Hi Marlene, so excited to have you on the platform. So before we get into questions about your work-life, maybe you can bring our readers up to speed on your story and how you got to where you are today.
I decided to enter the fitness and sports industry after graduating high school. I was fortunate to get an internship and then be hired at a sports performance facility back in VA. During the 3.5 years I worked there, I worked with various clients and athletes. The last year I worked there, I was able to be a head coach on Pride Girl’s Lacrosse out of D.C.. working with those girls gave me a lot of inspiration and realization that more women need to be represented in this industry. I wasn’t happy with my work environment anymore or the area, so I took a leap of faith, drove from Virginia to Kansas City, and started working at Redline Athletics in Lee’s summit. I also have clients who I coach outside of the facility, running my own independent business.
I’m sure you wouldn’t say it’s been obstacle free, but so far would you say the journey has been a smooth road?
Not the smoothest being a female in this industry has a lack of respect and understanding. I came from an environment with men who created a completely inappropriate environment for not only the female coaches but the female athletes as well. Seeing these female athletes not being respected or protected was frustrating and infuriating. I couldn’t take it anymore, and that’s why I left.
As you know, we’re big fans of you and your work. For our readers who might not be as familiar, what can you tell them about what you do?

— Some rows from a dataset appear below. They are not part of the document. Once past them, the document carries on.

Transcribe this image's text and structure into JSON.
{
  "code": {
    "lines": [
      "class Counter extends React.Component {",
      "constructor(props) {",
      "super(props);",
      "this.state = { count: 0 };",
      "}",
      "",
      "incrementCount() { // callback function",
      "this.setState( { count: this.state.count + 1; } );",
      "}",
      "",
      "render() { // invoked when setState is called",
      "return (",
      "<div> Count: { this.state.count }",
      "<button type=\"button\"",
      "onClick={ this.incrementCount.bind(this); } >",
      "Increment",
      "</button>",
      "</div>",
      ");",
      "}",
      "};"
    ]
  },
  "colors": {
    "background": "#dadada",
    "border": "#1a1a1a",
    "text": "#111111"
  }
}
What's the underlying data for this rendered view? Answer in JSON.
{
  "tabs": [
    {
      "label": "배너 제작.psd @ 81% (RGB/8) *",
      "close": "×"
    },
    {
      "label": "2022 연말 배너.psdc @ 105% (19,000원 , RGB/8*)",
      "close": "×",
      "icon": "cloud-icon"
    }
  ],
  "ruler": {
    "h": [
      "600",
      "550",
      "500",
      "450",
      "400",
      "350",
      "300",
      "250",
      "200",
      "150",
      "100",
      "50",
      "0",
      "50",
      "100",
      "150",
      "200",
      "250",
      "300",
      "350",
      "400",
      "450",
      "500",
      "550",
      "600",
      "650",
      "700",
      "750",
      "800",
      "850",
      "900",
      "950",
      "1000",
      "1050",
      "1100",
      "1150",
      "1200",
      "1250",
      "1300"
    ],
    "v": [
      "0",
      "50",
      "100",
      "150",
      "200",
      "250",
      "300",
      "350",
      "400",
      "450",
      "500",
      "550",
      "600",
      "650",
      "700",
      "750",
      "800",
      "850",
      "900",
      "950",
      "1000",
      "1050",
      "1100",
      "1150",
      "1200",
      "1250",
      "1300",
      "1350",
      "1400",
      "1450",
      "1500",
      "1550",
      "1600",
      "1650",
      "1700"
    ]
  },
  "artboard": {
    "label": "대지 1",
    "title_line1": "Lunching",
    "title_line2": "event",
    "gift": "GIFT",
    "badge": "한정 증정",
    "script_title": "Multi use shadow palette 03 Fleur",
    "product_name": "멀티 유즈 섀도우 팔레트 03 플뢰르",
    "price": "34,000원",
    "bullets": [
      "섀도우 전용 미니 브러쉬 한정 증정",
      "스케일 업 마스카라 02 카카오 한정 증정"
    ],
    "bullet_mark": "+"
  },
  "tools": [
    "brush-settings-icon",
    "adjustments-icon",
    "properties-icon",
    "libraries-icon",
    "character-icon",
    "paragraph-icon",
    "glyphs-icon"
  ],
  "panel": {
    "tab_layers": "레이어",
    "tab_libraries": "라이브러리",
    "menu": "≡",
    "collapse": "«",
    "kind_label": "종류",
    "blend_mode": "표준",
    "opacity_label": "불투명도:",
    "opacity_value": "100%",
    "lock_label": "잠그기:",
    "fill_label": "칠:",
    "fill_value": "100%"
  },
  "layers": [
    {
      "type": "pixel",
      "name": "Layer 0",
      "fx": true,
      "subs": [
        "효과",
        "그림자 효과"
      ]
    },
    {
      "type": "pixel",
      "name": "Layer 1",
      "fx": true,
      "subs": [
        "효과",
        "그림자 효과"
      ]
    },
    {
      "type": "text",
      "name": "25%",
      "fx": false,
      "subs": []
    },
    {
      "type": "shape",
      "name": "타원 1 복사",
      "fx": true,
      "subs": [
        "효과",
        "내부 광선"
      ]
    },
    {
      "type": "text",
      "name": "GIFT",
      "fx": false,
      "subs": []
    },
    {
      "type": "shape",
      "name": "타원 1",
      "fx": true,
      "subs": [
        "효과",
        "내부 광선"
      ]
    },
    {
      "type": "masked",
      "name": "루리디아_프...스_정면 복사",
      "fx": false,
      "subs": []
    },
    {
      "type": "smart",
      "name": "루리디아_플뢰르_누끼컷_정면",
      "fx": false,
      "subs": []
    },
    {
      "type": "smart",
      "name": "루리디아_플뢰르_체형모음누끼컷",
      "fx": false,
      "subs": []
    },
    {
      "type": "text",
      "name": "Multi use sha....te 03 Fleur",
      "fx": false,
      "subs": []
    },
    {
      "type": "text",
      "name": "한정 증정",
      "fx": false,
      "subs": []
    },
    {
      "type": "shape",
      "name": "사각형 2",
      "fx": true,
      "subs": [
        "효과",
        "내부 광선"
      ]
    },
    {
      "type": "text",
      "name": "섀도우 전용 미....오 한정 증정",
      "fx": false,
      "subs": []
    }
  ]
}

I am an athletic performance coach. I work with athletes from elementary school to minor league level to enhance performance within their sport. That includes speed, power, strength, and injury prevention work. Something that I work hard at is being very versatile. I work hard at being able to work with all sports and all athletes. I do not want to be in any niche or category. I am proud outside of working with athletes, I worked with a girl with a cognitive disorder. She couldn’t walk or run properly. She couldn’t skip or jump due to this disorder. There was a disconnect between firing nerves from her brain to her limbs, almost like a coordination issue. I coached her for a year, and she successfully could run on a treadmill, jump, skip, and move freely without issues. It was a huge accomplishment that I am extremely proud of.
Is there anyone you’d like to thank or give credit to?
Having a boss who supports you and empowers you to be dynamic and genuine in this field is rare. My biggest mentors in this industry have been multiple coaches. My main mentor is Phil Padilla; he is currently my boss and has recently influenced my career. He has shown me how to balance motivating and keeping the athletes on track while supporting them and always providing a positive experience. Before I moved and started my career Dan Prenatt, Batchka Zulkhuu, and Abigail Lenderman were all significant influences and shaped me as a coach. I am very grateful for all three of them in different ways. Lastly, my mom has always been my ride-or-die; no matter my decision, she has always had my back. She raised my siblings and me by herself and taught me what hard work and perseverance mean.
- Website: https://redlineathletics.com/lees-summit/?utm_source=gmb&utm_medium=organic&utm_campaign=Qiigo
- Instagram: trainwlee_